* For the purposes of the Humanities Indicators, a faculty member is defined as an employee of a two-year or four-year college or a university who teaches credit-earning courses and who may also perform research activities. Faculty thus include not only individuals who have faculty status in their institutions but also those who are classified as instructional staff by their employers. Faculty exclude those individuals whose duties are purely research-oriented (even though such individuals may be classified as faculty by their institutions).

Source: U.S. Department of Labor, Bureau of Labor Statistics, Occupational Employment Statistics Program, Employment and Wage Estimates (data downloaded from http://www.bls.gov/oes/home.htm#data).

About this DataRelated Indicators
../cmsData/xls/III-9h.xls../cmsData/ppt/III-9h.ppt../cmsData/pdf/III-9h.pdf
III-9i: Numbers of Postsecondary Faculty Employed in Humanities Disciplines at Four-Year Colleges and Universities, 2002–2015*

* For the purposes of the Humanities Indicators, a faculty member is defined as an employee of a two-year or four-year college or a university who teaches credit-earning courses and who may also perform research activities. Faculty thus include not only individuals who have faculty status in their institutions but also those who are classified as instructional staff by their employers.

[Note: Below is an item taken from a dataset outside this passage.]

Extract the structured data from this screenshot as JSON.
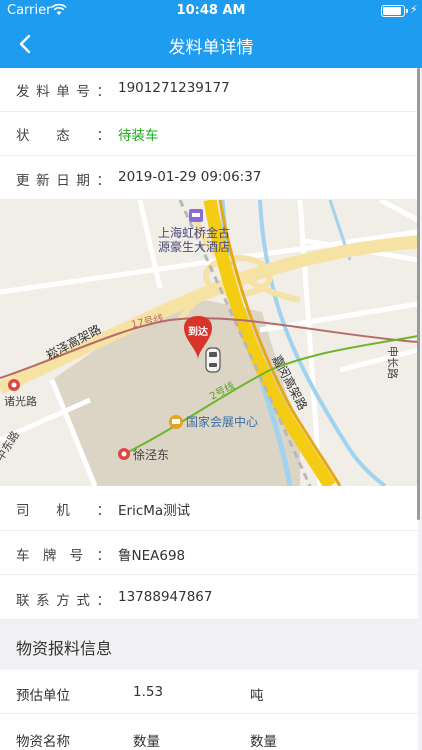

Faculty exclude those individuals whose duties are purely research-oriented (even though such individuals may be classified as faculty by their institutions).

Source: U.S. Department of Labor, Bureau of Labor Statistics, Occupational Employment Statistics Program, Employment and Wage Estimates (data downloaded from http://www.bls.gov/oes/home.htm#data).

About this DataRelated Indicators
../cmsData/xls/III-9i.xls../cmsData/ppt/III-9i.ppt../cmsData/pdf/III-9i.pdf

Endnotes

[1] The BLS data are separable by type of institution starting only in 2002.